It is with the world number one in batteries, the Chinese CATL, that Stellantis has joined forces to equip its smallest electric cars. The two partners intend to develop batteries based on lithium, iron and phosphate (LFP), more durable but less powerful than NMC (nickel-manganese-cobalt) batteries, which equip most recent electric vehicles.
Thus, Citroën unveiled in mid-October the first electric version of its emblematic C3, signing a strong start in the race for the electric entry-level, with a car costing 23,300 euros, which will be followed by a version with reduced autonomy, at 19,990 euros. The LFP battery, 44 kWh, can be connected to fast charging at 100 kW, for “ go from 20 to 80% capacity in just 26 minutes » specifies the company. The same recharge from a standard outlet will take between 2h50 and 4h10.

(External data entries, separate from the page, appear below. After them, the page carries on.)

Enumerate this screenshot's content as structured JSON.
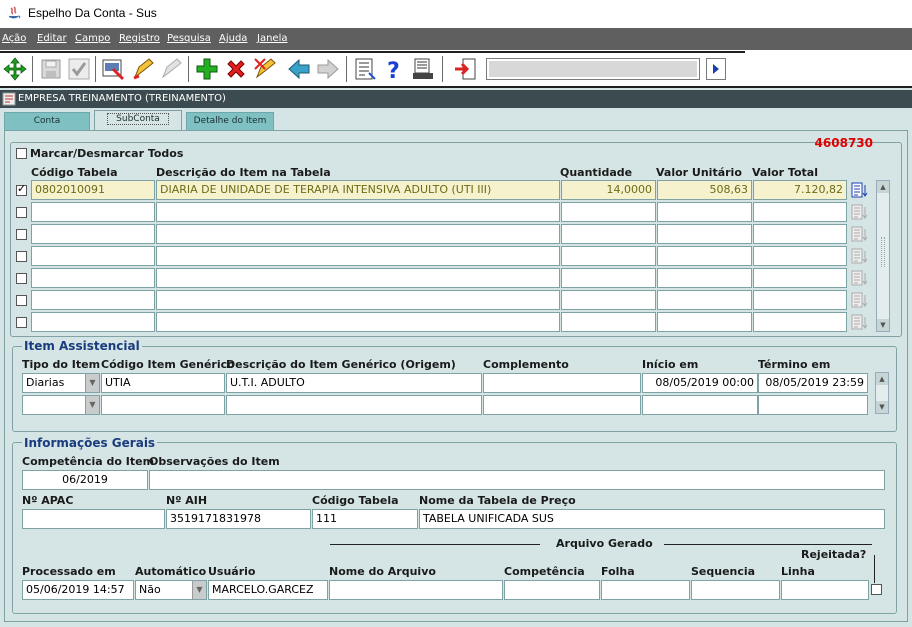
{
  "window": {
    "title": "Espelho Da Conta - Sus"
  },
  "menu": [
    "Ação",
    "Editar",
    "Campo",
    "Registro",
    "Pesquisa",
    "Ajuda",
    "Janela"
  ],
  "company": "EMPRESA TREINAMENTO (TREINAMENTO)",
  "tabs": [
    "Conta",
    "SubConta",
    "Detalhe do Item"
  ],
  "account_number": "4608730",
  "select_all_label": "Marcar/Desmarcar Todos",
  "items": {
    "headers": {
      "codigo": "Código Tabela",
      "descricao": "Descrição do Item na Tabela",
      "quantidade": "Quantidade",
      "valor_unitario": "Valor Unitário",
      "valor_total": "Valor Total"
    },
    "rows": [
      {
        "checked": true,
        "codigo": "0802010091",
        "descricao": "DIARIA DE UNIDADE DE TERAPIA INTENSIVA ADULTO (UTI III)",
        "quantidade": "14,0000",
        "valor_unitario": "508,63",
        "valor_total": "7.120,82"
      },
      {
        "checked": false,
        "codigo": "",
        "descricao": "",
        "quantidade": "",
        "valor_unitario": "",
        "valor_total": ""
      },
      {
        "checked": false,
        "codigo": "",
        "descricao": "",
        "quantidade": "",
        "valor_unitario": "",
        "valor_total": ""
      },
      {
        "checked": false,
        "codigo": "",
        "descricao": "",
        "quantidade": "",
        "valor_unitario": "",
        "valor_total": ""
      },
      {
        "checked": false,
        "codigo": "",
        "descricao": "",
        "quantidade": "",
        "valor_unitario": "",
        "valor_total": ""
      },
      {
        "checked": false,
        "codigo": "",
        "descricao": "",
        "quantidade": "",
        "valor_unitario": "",
        "valor_total": ""
      },
      {
        "checked": false,
        "codigo": "",
        "descricao": "",
        "quantidade": "",
        "valor_unitario": "",
        "valor_total": ""
      }
    ]
  },
  "assistencial": {
    "title": "Item Assistencial",
    "headers": {
      "tipo": "Tipo do Item",
      "codigo_generico": "Código Item Genérico",
      "descricao_generico": "Descrição do Item Genérico (Origem)",
      "complemento": "Complemento",
      "inicio": "Início em",
      "termino": "Término em"
    },
    "rows": [
      {
        "tipo": "Diarias",
        "codigo_generico": "UTIA",
        "descricao_generico": "U.T.I. ADULTO",
        "complemento": "",
        "inicio": "08/05/2019 00:00",
        "termino": "08/05/2019 23:59"
      },
      {
        "tipo": "",
        "codigo_generico": "",
        "descricao_generico": "",
        "complemento": "",
        "inicio": "",
        "termino": ""
      }
    ]
  },
  "gerais": {
    "title": "Informações Gerais",
    "competencia_label": "Competência do Item",
    "competencia": "06/2019",
    "observacoes_label": "Observações do Item",
    "observacoes": "",
    "apac_label": "Nº APAC",
    "apac": "",
    "aih_label": "Nº AIH",
    "aih": "3519171831978",
    "codigo_tabela_label": "Código Tabela",
    "codigo_tabela": "111",
    "nome_tabela_label": "Nome da Tabela de Preço",
    "nome_tabela": "TABELA UNIFICADA SUS",
    "arquivo_gerado_label": "Arquivo Gerado",
    "rejeitada_label": "Rejeitada?",
    "processado_label": "Processado em",
    "processado": "05/06/2019 14:57",
    "automatico_label": "Automático",
    "automatico": "Não",
    "usuario_label": "Usuário",
    "usuario": "MARCELO.GARCEZ",
    "nome_arquivo_label": "Nome do Arquivo",
    "nome_arquivo": "",
    "competencia_arq_label": "Competência",
    "competencia_arq": "",
    "folha_label": "Folha",
    "folha": "",
    "sequencia_label": "Sequencia",
    "sequencia": "",
    "linha_label": "Linha",
    "linha": ""
  },
  "colors": {
    "accent_red": "#e00000",
    "section_blue": "#1a3b7e",
    "tab": "#7fc1c3",
    "background": "#d5e5e5"
  }
}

Those are ” moderate cost batteries, with decent autonomy “, A ” good compromise » which offers 200 to 400 kilometers of autonomy, argued Maxime Picat, purchasing director at Stellantis, during a conference call.

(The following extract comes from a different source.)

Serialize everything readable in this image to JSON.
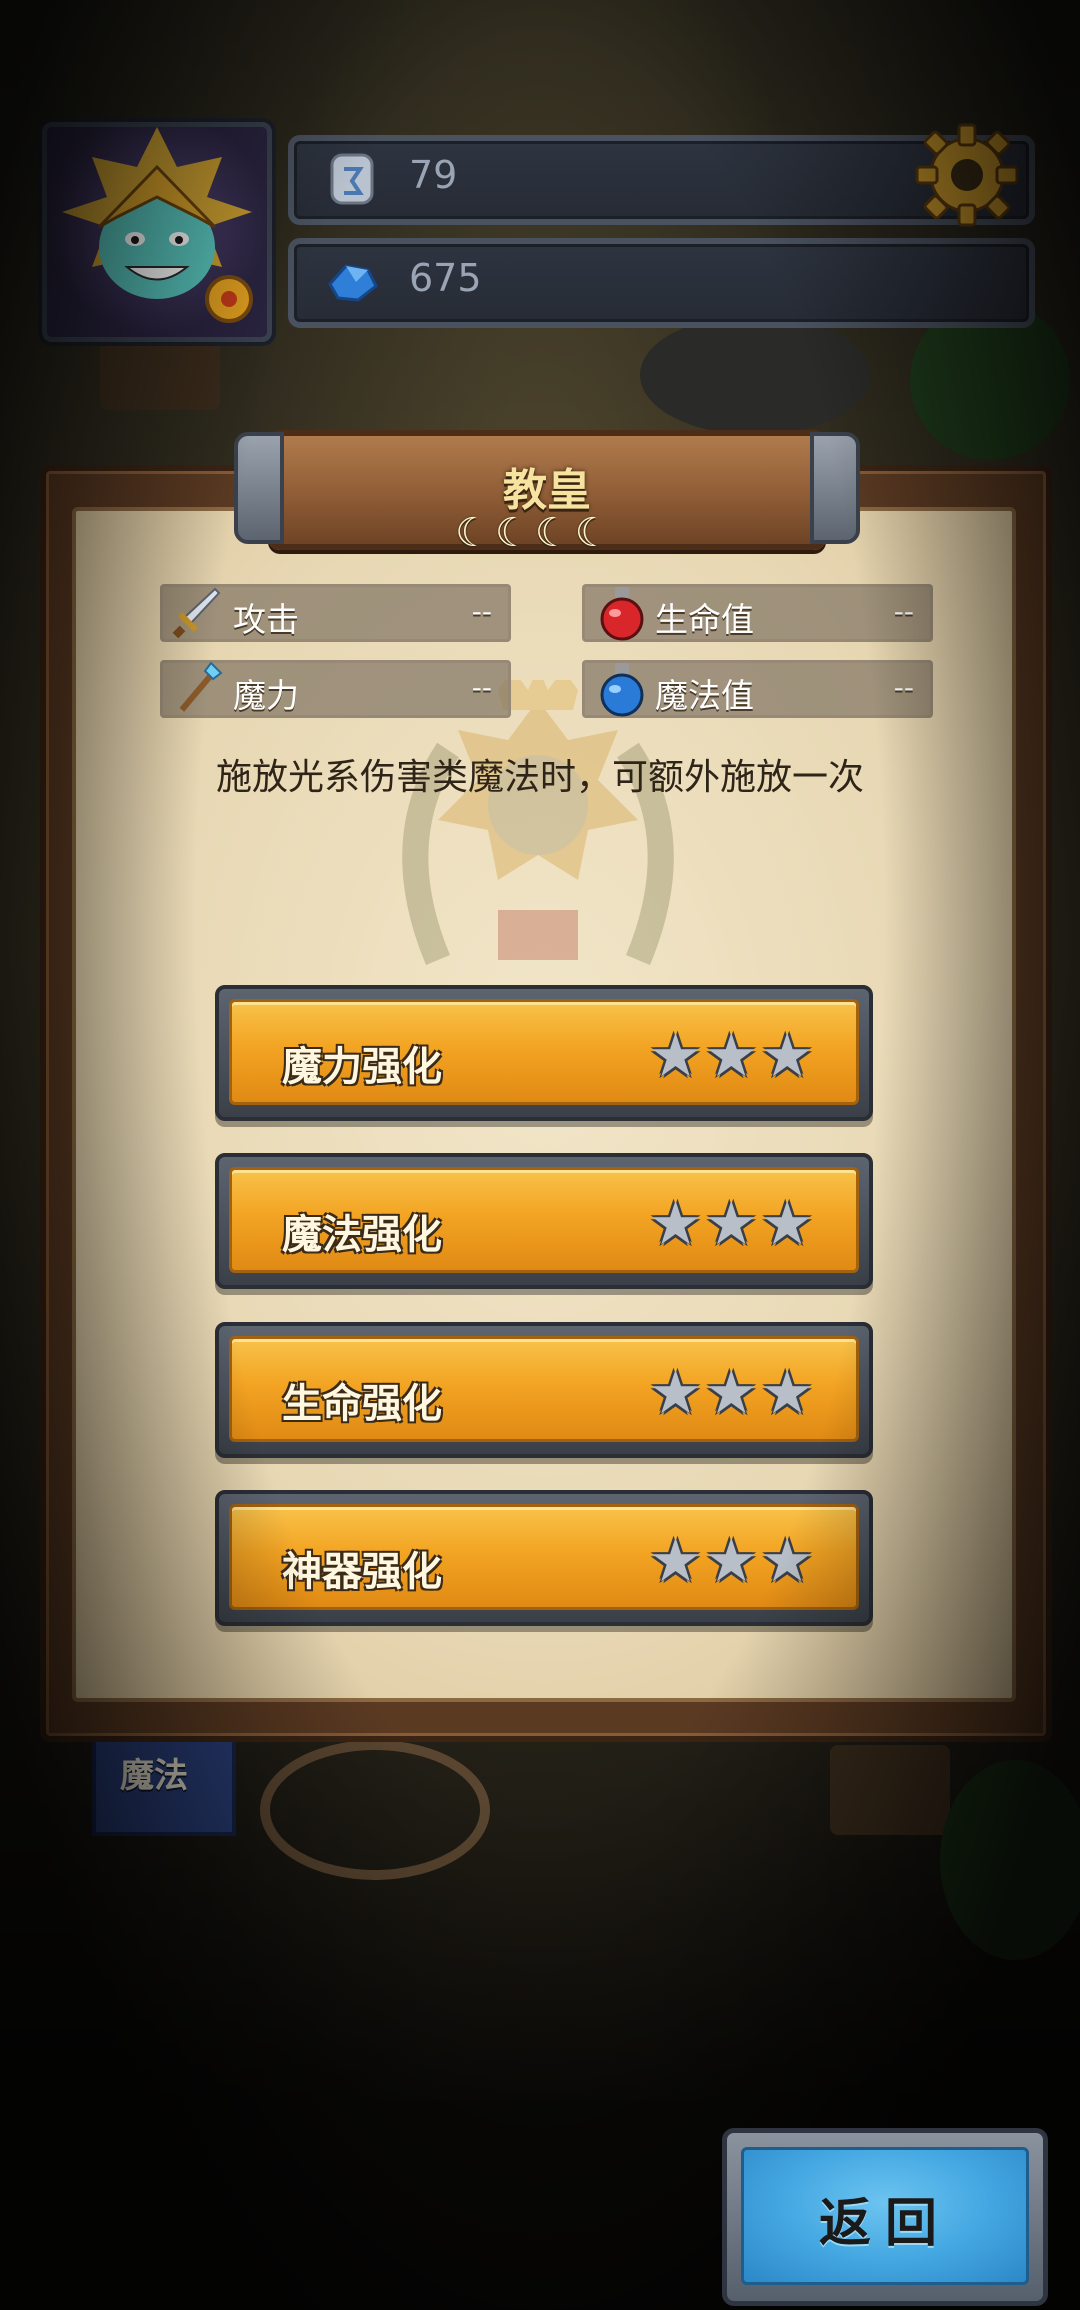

The two companies are considering a “ long-term collaboration »
CATL will supply Stellantis’ European factories with LFP battery cells and modules, intended to power the European production of Stellantis electric vehicles. The two companies are also considering creating a joint venture to “equivalent contribution”sealing a “ long-term collaboration between CATL and Stellantis ”, with on the one hand “ developing a bold technology roadmap to support the commercialization of Stellantis’ electric vehicles “, And on the other hand ” identifying new opportunities to strengthen the battery value chain “. The construction of a battery factory in Europe is therefore envisaged. Its size and location will be specified “ in a second time », indicated Maxime Picat.
“ The long lifespan and excellent thermal stability of LFP technology will enable Stellantis to market high-quality, durable and affordable electric passenger cars, crossovers and SUVs in the B and C segments », i.e. compact cars and small family cars, specifies Stellantis in a press release.

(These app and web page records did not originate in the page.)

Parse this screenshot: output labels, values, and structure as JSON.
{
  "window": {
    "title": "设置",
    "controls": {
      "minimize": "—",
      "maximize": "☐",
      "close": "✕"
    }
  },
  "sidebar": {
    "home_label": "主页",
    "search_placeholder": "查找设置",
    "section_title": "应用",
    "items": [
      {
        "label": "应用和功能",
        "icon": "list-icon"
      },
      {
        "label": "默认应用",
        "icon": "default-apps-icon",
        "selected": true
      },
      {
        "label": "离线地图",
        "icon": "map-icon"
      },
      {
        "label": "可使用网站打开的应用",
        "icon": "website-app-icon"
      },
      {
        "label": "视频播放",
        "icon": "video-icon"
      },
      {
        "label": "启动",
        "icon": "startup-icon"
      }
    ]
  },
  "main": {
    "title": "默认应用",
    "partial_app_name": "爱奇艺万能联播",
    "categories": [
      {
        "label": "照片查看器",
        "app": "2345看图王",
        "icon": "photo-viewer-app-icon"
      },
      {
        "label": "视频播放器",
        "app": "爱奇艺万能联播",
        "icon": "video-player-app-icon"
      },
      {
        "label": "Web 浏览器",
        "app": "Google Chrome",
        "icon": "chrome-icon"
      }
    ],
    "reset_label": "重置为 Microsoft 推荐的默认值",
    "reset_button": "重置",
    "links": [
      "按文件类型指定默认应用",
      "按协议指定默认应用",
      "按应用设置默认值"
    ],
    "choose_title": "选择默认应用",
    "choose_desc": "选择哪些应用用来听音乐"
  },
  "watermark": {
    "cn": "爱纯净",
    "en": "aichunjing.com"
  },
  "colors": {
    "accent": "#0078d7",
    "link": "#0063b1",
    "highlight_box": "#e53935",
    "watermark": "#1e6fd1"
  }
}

At the end of October, Stellantis also announced that it had taken 20% of the Chinese electric car manufacturer Leapmotor and founded a joint venture with it aimed at the international market. An investment of 1.5 billion euros for Stellantis which comes at a time when European brands are trying to avoid a debacle in a highly contested Chinese electric market by cooperating with local manufacturers, like this summer of Volkswagen and XPeng.
Volkswagen and Renault are also considering equipping their next economic models with LFP batteries. The American manufacturer Ford, for its part, also joined forces with CATL to build an LFP battery factory in Michigan, but work was suspended at the end of September due to questions about the profitability of the site, once it is operational.
A supply chain dominated by China
The current reference model for global automobiles is the lithium-ion battery, the two most common types of which are NMC (nickel-manganese-cobalt) and LFP (lithiated iron phosphates). NMCs have a shorter lifespan but higher energy density than LFPs. Mining nickel and manganese, two materials needed for NMC batteries, is also more harmful to the environment.
There are other large families of lithium batteries including NCA (nickel-cobalt-aluminum), also used by the automobile industry. The four strategic metals are lithium, cobalt, nickel and manganese in order to store large quantities of energy in a compact format. The supply chain is dominated by China, which controls 75% of lithium refining and 50% of cobalt.